»»
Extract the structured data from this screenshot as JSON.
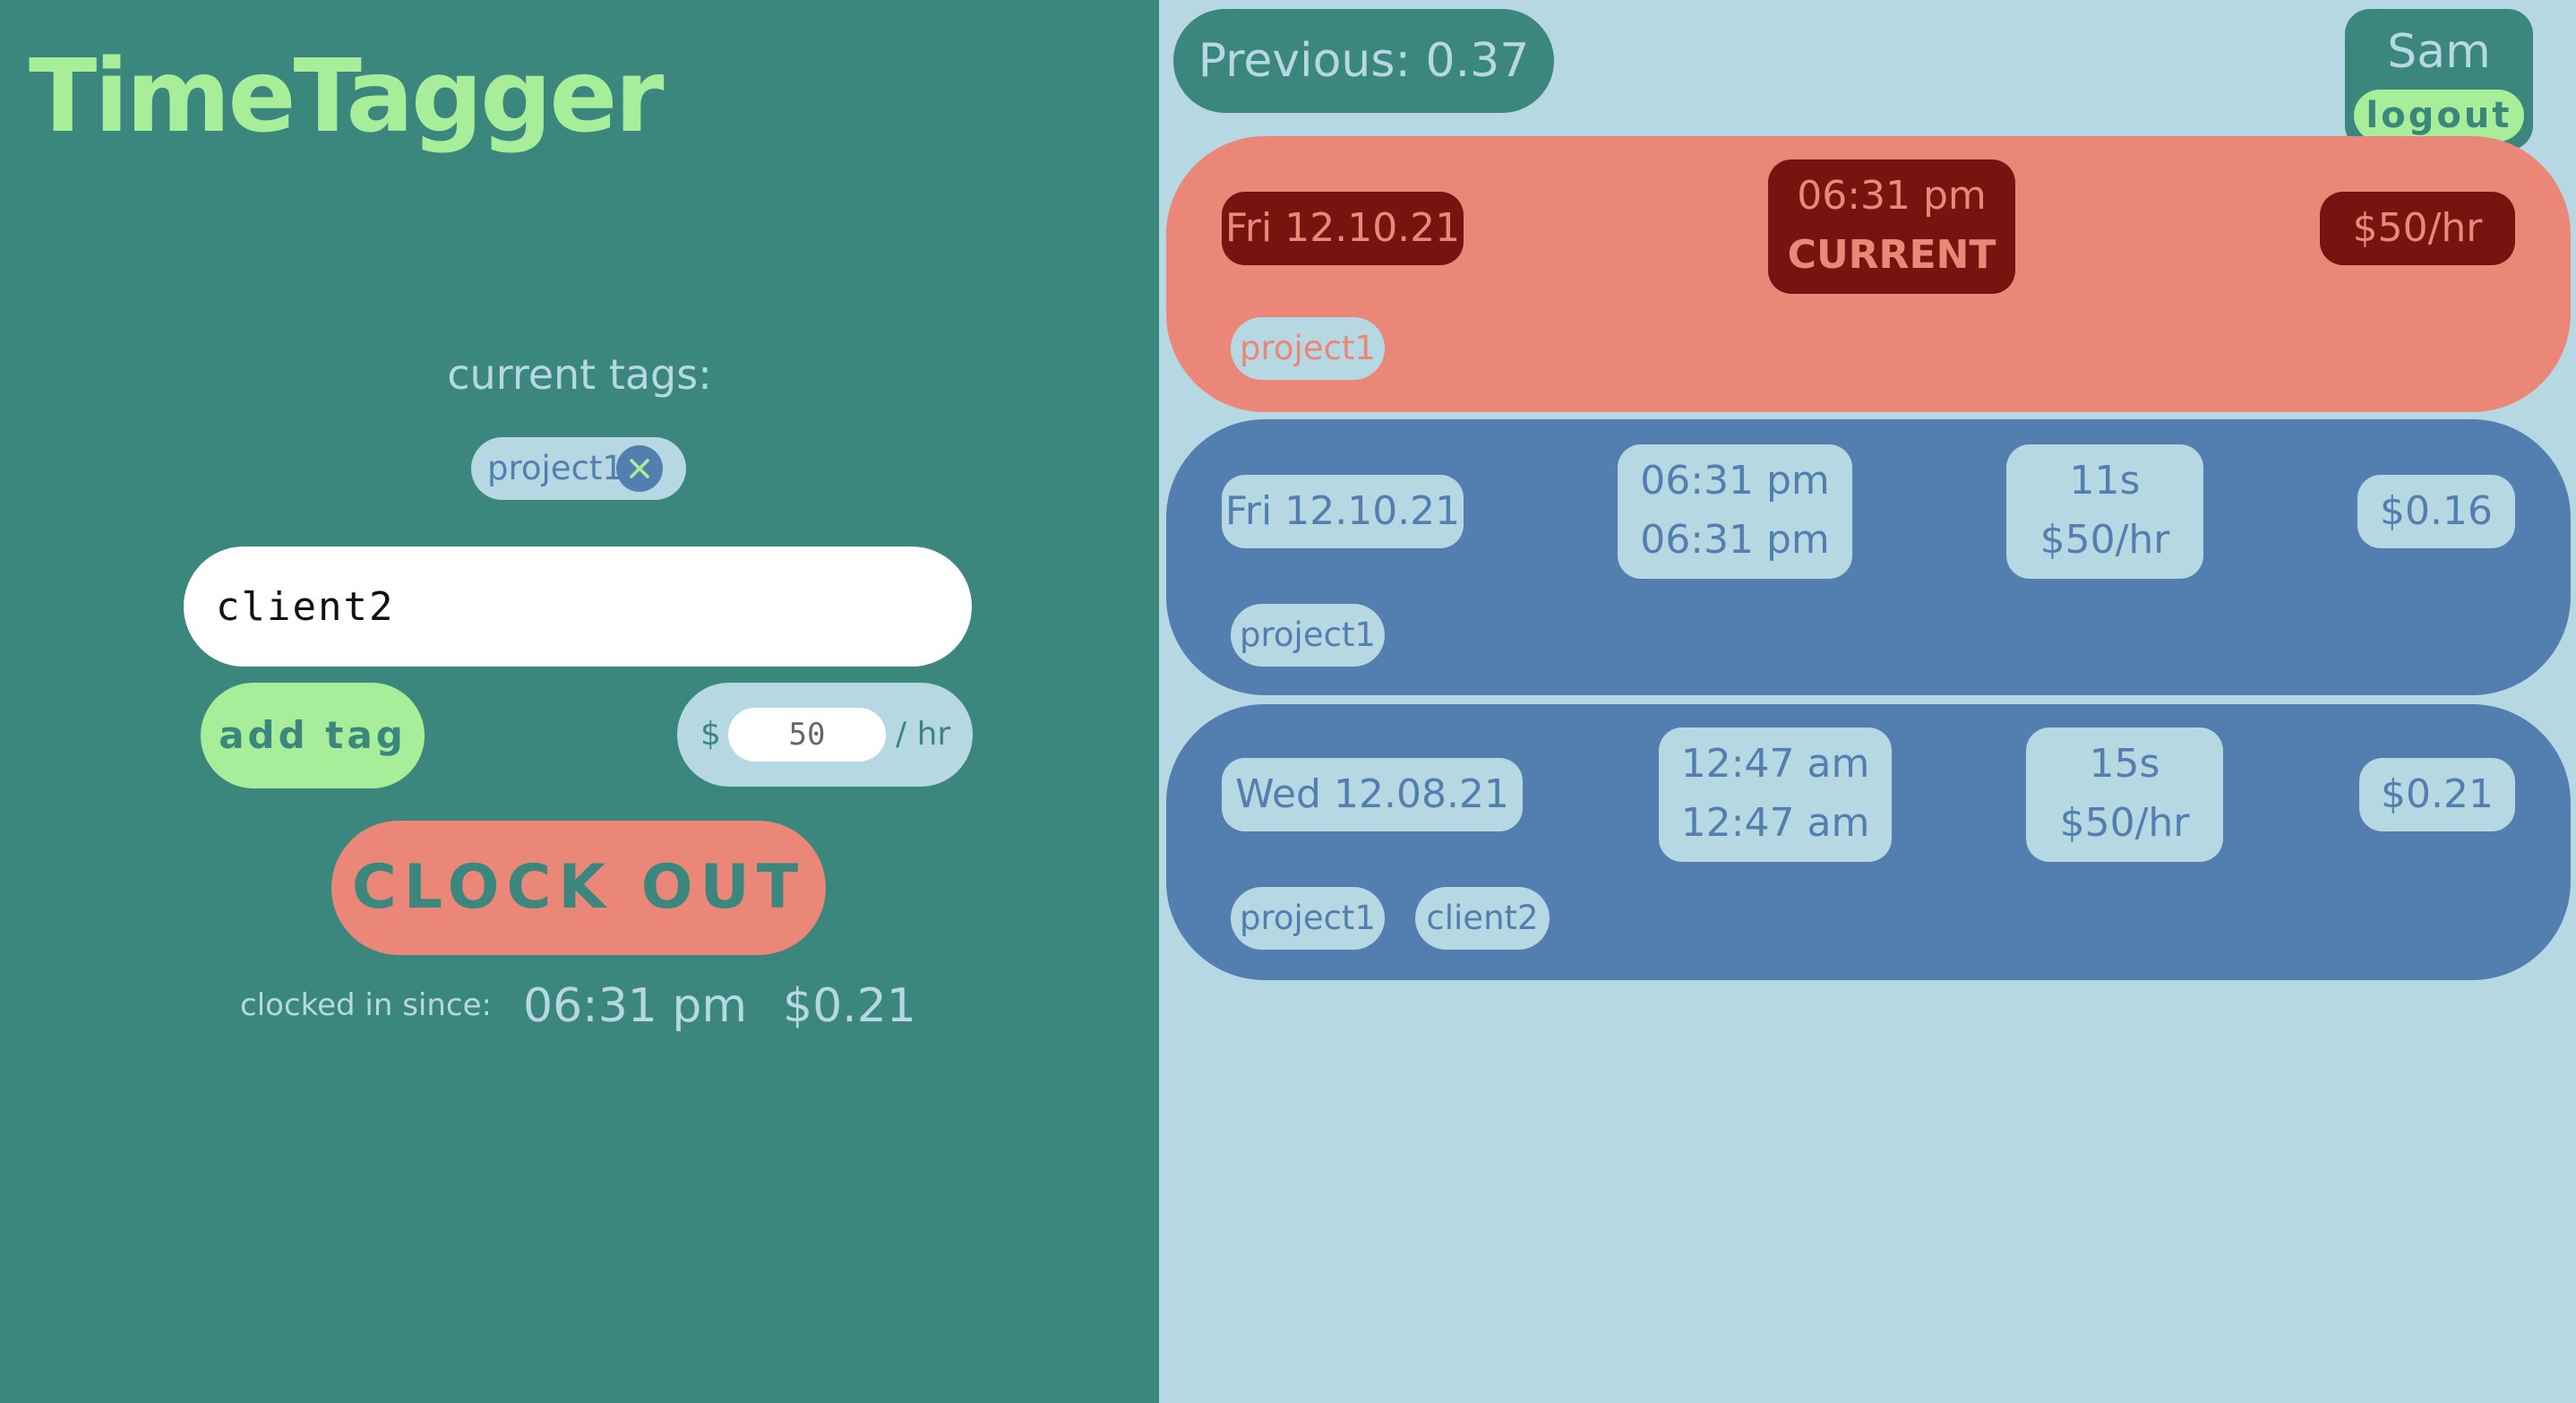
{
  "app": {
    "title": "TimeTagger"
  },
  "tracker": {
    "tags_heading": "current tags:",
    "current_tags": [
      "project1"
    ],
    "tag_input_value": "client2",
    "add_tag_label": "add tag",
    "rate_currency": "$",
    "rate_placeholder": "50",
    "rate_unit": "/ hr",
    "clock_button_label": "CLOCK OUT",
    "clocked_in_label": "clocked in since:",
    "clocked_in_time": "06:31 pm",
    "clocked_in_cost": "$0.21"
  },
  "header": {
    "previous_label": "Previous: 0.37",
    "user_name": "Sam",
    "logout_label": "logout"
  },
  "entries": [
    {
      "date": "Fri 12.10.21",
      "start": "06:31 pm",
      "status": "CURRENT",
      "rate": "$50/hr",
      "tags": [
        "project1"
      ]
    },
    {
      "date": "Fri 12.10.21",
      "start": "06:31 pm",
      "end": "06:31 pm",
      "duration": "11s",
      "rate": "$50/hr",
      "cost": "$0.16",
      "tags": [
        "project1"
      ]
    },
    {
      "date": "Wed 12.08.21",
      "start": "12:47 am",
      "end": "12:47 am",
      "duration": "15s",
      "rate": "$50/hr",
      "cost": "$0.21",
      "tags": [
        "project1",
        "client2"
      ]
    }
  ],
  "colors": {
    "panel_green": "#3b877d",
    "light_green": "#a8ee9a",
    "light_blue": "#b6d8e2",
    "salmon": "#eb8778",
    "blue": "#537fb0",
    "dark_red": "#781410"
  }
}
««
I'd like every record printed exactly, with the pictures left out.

Extract the structured data from this screenshot as JSON.
{
  "app": {
    "title": "TimeTagger"
  },
  "tracker": {
    "tags_heading": "current tags:",
    "current_tags": [
      "project1"
    ],
    "tag_input_value": "client2",
    "add_tag_label": "add tag",
    "rate_currency": "$",
    "rate_placeholder": "50",
    "rate_unit": "/ hr",
    "clock_button_label": "CLOCK OUT",
    "clocked_in_label": "clocked in since:",
    "clocked_in_time": "06:31 pm",
    "clocked_in_cost": "$0.21"
  },
  "header": {
    "previous_label": "Previous: 0.37",
    "user_name": "Sam",
    "logout_label": "logout"
  },
  "entries": [
    {
      "date": "Fri 12.10.21",
      "start": "06:31 pm",
      "status": "CURRENT",
      "rate": "$50/hr",
      "tags": [
        "project1"
      ]
    },
    {
      "date": "Fri 12.10.21",
      "start": "06:31 pm",
      "end": "06:31 pm",
      "duration": "11s",
      "rate": "$50/hr",
      "cost": "$0.16",
      "tags": [
        "project1"
      ]
    },
    {
      "date": "Wed 12.08.21",
      "start": "12:47 am",
      "end": "12:47 am",
      "duration": "15s",
      "rate": "$50/hr",
      "cost": "$0.21",
      "tags": [
        "project1",
        "client2"
      ]
    }
  ],
  "colors": {
    "panel_green": "#3b877d",
    "light_green": "#a8ee9a",
    "light_blue": "#b6d8e2",
    "salmon": "#eb8778",
    "blue": "#537fb0",
    "dark_red": "#781410"
  }
}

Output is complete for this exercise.